> London. His memorial is in  Gloucester Cathedral  Gloucester, 
> Gloucestershire, England. Oh well let it all hang out,  He was a Freemason. 

Okay, now I'm mad <G>.  
> AD stands for anno Domini. which translates as 'the year of our Lord'.  Do 
> we have to start writting that silly CE now? What does the capital letter 
> "G" in the Masonic symbol stand for?

Actually, the current buzz among historians, as you indicate, is CE.  The 
first time I heard it I was rather confused (not an unusual state, I 
concede).  If a teacher in the 9th Cir. were to require children to use that 
term (rather than just showing they know the meaning of it), I think you may 
have a point.  However, you use the pronoun, "We." Admittedly, my behavior is 
often that of a school child, but the ruling does not apply outside the 
school room in the 9th Cir.  

To reply to your rhetorical question, "G" stands for the name of Deity in 
part of the Masonic ritual.  However, despite what some conspiracists may 
tell you, the Masonic Fraternity is not part of the US Government.  It is 
only the compulsion of the US Government which is at issue.  Indeed, the 1st 
Amendment (and in the EU, the Human Rights accord) protects the Fraternity in 
its use of the symbol and its requirement that applicants believe in Deity 
and the immortality of the soul.  

> Would American money have to be redesigned the obverse bears the words "In 
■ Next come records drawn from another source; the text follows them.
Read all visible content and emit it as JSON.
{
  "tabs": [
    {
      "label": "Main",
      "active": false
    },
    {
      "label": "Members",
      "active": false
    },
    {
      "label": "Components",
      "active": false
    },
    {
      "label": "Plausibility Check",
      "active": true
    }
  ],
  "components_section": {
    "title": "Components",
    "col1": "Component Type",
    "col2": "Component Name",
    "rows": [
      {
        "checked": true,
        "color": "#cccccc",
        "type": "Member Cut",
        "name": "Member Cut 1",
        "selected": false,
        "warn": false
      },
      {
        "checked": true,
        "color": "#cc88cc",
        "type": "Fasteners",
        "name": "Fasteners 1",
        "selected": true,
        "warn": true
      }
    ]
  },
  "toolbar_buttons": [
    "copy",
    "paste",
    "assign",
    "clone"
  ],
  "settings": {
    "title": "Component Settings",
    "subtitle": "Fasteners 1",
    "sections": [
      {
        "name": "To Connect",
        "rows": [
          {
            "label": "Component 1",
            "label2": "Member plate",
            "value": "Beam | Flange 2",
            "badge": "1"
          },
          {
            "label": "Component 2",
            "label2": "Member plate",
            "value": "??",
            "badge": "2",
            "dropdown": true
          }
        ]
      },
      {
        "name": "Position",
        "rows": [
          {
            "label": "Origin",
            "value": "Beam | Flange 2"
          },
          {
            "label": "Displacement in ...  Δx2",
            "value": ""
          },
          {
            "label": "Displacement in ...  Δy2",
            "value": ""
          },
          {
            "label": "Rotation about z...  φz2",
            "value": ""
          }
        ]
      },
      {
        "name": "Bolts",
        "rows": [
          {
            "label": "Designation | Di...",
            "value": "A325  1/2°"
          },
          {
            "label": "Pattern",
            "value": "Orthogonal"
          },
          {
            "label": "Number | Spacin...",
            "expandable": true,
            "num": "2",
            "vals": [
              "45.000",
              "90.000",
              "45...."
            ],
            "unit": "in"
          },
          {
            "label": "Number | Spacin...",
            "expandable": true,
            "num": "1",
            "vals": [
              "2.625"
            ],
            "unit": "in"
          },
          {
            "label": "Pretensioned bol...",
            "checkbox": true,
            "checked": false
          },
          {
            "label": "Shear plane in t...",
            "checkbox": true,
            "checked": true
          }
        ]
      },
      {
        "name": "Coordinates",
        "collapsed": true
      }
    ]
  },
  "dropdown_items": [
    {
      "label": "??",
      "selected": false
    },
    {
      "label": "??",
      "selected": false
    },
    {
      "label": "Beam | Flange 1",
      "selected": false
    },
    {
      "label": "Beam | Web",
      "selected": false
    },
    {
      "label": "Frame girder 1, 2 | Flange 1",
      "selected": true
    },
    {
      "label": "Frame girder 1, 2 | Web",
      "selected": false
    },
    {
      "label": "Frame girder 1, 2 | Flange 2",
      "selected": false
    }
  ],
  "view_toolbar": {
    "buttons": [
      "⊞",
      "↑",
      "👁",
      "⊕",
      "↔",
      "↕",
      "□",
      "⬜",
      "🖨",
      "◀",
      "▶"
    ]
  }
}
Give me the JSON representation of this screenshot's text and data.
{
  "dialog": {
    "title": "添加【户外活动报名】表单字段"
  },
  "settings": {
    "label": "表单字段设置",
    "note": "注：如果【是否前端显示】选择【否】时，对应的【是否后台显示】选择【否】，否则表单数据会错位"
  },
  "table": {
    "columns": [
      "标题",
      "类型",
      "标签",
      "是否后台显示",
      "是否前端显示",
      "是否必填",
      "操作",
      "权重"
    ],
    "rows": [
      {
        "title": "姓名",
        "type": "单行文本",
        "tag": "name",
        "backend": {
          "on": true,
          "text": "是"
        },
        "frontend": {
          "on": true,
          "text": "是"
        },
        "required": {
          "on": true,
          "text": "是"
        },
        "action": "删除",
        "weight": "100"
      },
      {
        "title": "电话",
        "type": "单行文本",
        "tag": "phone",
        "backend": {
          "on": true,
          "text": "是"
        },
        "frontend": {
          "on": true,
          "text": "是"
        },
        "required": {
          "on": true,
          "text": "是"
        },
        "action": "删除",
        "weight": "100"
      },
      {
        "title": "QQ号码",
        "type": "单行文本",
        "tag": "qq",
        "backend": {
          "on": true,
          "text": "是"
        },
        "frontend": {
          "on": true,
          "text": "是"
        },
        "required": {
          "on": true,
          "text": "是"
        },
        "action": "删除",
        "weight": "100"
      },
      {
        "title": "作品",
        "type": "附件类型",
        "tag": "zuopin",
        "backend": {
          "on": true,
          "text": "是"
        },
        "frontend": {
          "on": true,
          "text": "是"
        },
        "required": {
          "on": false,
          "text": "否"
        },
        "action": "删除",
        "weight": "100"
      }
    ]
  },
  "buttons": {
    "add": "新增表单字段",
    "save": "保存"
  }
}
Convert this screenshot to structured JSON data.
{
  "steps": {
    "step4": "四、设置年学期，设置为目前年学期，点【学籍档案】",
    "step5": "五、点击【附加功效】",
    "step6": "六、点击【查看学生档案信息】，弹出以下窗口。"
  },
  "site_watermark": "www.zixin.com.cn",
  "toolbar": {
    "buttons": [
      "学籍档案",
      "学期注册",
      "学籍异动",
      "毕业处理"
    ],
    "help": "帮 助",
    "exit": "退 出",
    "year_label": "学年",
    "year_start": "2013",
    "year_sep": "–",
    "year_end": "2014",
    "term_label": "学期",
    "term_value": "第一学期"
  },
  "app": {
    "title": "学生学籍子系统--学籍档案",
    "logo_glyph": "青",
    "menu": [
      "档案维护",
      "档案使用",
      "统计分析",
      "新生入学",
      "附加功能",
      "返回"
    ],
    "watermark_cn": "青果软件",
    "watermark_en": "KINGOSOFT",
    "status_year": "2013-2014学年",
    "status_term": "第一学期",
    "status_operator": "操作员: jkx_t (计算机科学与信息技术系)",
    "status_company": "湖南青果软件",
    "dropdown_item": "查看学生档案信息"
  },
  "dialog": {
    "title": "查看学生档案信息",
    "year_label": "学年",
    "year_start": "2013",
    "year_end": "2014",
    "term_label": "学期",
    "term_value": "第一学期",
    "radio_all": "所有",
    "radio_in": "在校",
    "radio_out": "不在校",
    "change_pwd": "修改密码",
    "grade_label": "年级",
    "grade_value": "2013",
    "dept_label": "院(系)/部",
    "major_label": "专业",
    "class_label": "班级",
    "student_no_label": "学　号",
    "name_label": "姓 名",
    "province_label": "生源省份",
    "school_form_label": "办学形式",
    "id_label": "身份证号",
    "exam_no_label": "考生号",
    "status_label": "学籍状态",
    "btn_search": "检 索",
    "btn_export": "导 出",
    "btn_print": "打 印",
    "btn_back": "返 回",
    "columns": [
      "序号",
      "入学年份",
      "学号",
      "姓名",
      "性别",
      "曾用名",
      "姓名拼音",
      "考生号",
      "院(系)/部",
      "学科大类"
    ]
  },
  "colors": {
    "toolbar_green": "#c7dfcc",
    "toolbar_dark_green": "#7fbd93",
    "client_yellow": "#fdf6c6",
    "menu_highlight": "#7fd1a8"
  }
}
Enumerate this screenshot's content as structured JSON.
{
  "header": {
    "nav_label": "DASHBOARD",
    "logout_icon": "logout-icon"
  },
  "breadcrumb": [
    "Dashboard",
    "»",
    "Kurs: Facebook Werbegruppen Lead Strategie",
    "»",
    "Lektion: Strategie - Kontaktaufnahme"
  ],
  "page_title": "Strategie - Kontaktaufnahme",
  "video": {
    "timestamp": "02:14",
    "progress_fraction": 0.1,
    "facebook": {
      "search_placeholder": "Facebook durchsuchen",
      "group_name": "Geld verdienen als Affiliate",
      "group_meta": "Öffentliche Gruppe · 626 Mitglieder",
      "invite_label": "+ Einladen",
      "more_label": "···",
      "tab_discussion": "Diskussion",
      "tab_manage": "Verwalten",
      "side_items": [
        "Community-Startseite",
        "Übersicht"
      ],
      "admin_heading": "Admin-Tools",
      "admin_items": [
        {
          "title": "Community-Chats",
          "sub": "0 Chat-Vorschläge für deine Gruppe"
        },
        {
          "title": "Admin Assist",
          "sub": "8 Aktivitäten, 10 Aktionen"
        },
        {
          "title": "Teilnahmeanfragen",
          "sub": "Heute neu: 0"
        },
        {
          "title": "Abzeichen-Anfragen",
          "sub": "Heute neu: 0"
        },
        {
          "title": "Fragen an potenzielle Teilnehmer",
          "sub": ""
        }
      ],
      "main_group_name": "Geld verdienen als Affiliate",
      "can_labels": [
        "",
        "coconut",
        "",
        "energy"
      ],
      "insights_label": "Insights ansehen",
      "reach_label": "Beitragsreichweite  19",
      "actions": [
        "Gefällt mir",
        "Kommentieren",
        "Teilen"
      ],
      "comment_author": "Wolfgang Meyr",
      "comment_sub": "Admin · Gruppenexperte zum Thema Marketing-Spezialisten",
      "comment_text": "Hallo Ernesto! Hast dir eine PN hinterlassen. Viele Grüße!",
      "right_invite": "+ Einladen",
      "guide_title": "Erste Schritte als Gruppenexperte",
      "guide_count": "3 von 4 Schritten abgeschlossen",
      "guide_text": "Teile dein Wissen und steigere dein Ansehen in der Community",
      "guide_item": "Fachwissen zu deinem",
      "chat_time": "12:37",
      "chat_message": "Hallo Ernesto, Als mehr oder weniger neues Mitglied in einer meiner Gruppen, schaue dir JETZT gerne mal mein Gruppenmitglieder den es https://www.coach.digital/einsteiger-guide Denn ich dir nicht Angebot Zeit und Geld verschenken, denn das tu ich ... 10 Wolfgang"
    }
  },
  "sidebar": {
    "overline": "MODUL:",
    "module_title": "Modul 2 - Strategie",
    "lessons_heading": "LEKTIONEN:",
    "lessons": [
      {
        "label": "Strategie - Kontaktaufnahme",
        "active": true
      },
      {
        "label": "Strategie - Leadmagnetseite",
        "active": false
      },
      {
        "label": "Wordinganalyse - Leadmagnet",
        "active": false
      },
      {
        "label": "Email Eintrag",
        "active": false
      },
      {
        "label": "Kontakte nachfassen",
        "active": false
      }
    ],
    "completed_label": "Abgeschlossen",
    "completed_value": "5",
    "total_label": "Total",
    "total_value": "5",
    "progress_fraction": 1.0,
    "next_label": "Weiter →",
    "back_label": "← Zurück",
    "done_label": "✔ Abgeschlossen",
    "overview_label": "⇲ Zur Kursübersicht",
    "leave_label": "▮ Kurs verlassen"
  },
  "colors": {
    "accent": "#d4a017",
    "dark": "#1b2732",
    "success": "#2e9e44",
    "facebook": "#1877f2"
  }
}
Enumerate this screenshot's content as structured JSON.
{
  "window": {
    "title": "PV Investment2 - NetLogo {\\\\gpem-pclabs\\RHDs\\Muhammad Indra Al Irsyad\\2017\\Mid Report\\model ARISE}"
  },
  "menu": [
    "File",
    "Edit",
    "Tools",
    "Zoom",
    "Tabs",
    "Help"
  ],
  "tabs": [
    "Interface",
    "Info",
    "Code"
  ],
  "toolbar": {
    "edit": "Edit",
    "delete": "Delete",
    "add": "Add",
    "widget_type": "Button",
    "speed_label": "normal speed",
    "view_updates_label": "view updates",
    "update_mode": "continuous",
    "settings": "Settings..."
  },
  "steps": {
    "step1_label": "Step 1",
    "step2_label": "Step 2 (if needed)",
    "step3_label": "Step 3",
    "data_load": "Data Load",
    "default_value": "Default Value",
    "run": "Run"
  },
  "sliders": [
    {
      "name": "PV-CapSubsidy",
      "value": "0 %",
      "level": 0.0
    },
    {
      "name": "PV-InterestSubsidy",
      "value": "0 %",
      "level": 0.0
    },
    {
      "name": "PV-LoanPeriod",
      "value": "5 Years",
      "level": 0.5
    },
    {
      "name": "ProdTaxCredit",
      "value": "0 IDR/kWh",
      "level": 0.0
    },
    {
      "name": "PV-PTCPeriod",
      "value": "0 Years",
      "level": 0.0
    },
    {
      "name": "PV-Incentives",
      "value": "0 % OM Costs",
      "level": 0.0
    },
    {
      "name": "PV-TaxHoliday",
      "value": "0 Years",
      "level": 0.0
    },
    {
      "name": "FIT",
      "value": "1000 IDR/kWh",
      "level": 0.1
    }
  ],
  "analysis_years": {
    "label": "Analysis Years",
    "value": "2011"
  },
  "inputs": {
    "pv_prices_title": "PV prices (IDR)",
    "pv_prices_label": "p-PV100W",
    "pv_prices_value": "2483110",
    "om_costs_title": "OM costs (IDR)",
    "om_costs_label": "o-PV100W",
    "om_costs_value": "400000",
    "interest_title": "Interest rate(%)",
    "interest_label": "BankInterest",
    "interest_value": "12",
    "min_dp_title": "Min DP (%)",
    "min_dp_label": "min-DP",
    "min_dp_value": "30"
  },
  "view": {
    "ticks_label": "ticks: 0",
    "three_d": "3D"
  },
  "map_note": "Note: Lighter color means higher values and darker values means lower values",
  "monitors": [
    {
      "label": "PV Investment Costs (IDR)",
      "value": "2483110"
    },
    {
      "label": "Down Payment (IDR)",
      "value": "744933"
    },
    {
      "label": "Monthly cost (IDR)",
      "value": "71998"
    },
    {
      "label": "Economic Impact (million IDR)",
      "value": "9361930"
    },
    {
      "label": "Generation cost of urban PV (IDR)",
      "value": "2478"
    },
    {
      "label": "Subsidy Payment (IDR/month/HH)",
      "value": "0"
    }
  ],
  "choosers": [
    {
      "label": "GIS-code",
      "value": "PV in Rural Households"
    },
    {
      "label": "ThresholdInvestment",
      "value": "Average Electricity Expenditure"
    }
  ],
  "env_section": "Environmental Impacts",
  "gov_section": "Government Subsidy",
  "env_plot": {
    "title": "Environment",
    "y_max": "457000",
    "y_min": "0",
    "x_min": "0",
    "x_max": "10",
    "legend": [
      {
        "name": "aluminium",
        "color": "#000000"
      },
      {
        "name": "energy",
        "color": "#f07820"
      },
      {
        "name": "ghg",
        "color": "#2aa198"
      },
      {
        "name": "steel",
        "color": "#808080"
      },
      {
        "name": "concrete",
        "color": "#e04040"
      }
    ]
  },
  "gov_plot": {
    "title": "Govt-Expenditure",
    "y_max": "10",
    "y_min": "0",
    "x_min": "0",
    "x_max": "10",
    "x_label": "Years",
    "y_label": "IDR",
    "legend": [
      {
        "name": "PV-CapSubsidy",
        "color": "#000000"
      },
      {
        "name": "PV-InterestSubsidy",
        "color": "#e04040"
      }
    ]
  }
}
Well, I'm tempted to say you can't keep it, and all $2.00 bills must be sent 
to me.  However, I'd probably only get $3.00 bills.  The Fifth Amendment 
would prevent the US Government from taking that bill (assuming you were in 
the U.S.) without recompensing you for it.  More to the point, you are not a 
school child in the 9th Cir. being required to carry a $2.00 bill.  

Now, all this isn't to say whether I support the ruling or not.  Nor is it 
the opinion of any entity in which I may hold a position or commission.  

Glen Cook